──────── Records supplied ────────

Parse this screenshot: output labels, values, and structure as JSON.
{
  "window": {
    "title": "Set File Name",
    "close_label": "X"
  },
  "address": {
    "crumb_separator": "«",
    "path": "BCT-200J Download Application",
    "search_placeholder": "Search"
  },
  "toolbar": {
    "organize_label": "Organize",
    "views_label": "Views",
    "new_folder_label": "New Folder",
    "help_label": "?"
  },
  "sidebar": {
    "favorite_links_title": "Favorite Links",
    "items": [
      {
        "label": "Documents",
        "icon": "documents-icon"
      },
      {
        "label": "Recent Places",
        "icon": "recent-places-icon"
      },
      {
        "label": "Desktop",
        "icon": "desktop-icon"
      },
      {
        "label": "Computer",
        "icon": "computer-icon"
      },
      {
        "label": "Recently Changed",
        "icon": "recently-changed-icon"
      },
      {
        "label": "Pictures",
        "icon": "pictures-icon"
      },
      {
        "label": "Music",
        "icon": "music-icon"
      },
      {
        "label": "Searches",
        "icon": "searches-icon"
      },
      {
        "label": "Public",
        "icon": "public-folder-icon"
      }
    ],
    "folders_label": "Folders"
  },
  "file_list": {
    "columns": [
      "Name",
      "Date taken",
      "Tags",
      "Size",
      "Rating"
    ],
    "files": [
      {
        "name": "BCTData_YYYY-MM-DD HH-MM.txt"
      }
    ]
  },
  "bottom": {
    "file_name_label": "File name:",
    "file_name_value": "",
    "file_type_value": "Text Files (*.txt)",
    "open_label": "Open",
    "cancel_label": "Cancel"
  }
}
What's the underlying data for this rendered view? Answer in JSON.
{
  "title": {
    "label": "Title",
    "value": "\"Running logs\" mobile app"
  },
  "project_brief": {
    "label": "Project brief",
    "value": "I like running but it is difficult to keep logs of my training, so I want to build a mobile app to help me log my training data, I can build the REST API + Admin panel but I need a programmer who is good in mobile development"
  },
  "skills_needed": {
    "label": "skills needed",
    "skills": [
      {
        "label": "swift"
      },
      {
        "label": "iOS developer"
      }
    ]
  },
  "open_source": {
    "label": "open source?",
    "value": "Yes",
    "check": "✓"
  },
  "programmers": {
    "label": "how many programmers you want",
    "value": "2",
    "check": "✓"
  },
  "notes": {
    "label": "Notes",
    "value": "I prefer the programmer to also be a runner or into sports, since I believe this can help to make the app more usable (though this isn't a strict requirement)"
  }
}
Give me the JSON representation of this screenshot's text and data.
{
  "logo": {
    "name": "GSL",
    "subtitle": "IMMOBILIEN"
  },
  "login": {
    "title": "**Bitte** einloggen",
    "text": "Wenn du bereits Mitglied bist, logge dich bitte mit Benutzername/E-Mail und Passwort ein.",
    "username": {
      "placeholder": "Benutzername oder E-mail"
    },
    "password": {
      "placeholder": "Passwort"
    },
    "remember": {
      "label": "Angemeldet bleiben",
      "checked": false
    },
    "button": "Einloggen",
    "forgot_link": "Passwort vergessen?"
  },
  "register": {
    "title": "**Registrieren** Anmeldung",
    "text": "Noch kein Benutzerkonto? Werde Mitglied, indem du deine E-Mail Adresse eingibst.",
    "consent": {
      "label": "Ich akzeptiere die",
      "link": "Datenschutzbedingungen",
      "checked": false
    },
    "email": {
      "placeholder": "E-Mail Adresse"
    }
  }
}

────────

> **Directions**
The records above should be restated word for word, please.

> **Solved exercise**
Parse this screenshot: output labels, values, and structure as JSON.
{
  "window": {
    "title": "Set File Name",
    "close_label": "X"
  },
  "address": {
    "crumb_separator": "«",
    "path": "BCT-200J Download Application",
    "search_placeholder": "Search"
  },
  "toolbar": {
    "organize_label": "Organize",
    "views_label": "Views",
    "new_folder_label": "New Folder",
    "help_label": "?"
  },
  "sidebar": {
    "favorite_links_title": "Favorite Links",
    "items": [
      {
        "label": "Documents",
        "icon": "documents-icon"
      },
      {
        "label": "Recent Places",
        "icon": "recent-places-icon"
      },
      {
        "label": "Desktop",
        "icon": "desktop-icon"
      },
      {
        "label": "Computer",
        "icon": "computer-icon"
      },
      {
        "label": "Recently Changed",
        "icon": "recently-changed-icon"
      },
      {
        "label": "Pictures",
        "icon": "pictures-icon"
      },
      {
        "label": "Music",
        "icon": "music-icon"
      },
      {
        "label": "Searches",
        "icon": "searches-icon"
      },
      {
        "label": "Public",
        "icon": "public-folder-icon"
      }
    ],
    "folders_label": "Folders"
  },
  "file_list": {
    "columns": [
      "Name",
      "Date taken",
      "Tags",
      "Size",
      "Rating"
    ],
    "files": [
      {
        "name": "BCTData_YYYY-MM-DD HH-MM.txt"
      }
    ]
  },
  "bottom": {
    "file_name_label": "File name:",
    "file_name_value": "",
    "file_type_value": "Text Files (*.txt)",
    "open_label": "Open",
    "cancel_label": "Cancel"
  }
}
What's the underlying data for this rendered view? Answer in JSON.
{
  "title": {
    "label": "Title",
    "value": "\"Running logs\" mobile app"
  },
  "project_brief": {
    "label": "Project brief",
    "value": "I like running but it is difficult to keep logs of my training, so I want to build a mobile app to help me log my training data, I can build the REST API + Admin panel but I need a programmer who is good in mobile development"
  },
  "skills_needed": {
    "label": "skills needed",
    "skills": [
      {
        "label": "swift"
      },
      {
        "label": "iOS developer"
      }
    ]
  },
  "open_source": {
    "label": "open source?",
    "value": "Yes",
    "check": "✓"
  },
  "programmers": {
    "label": "how many programmers you want",
    "value": "2",
    "check": "✓"
  },
  "notes": {
    "label": "Notes",
    "value": "I prefer the programmer to also be a runner or into sports, since I believe this can help to make the app more usable (though this isn't a strict requirement)"
  }
}
Give me the JSON representation of this screenshot's text and data.
{
  "logo": {
    "name": "GSL",
    "subtitle": "IMMOBILIEN"
  },
  "login": {
    "title": "**Bitte** einloggen",
    "text": "Wenn du bereits Mitglied bist, logge dich bitte mit Benutzername/E-Mail und Passwort ein.",
    "username": {
      "placeholder": "Benutzername oder E-mail"
    },
    "password": {
      "placeholder": "Passwort"
    },
    "remember": {
      "label": "Angemeldet bleiben",
      "checked": false
    },
    "button": "Einloggen",
    "forgot_link": "Passwort vergessen?"
  },
  "register": {
    "title": "**Registrieren** Anmeldung",
    "text": "Noch kein Benutzerkonto? Werde Mitglied, indem du deine E-Mail Adresse eingibst.",
    "consent": {
      "label": "Ich akzeptiere die",
      "link": "Datenschutzbedingungen",
      "checked": false
    },
    "email": {
      "placeholder": "E-Mail Adresse"
    }
  }
}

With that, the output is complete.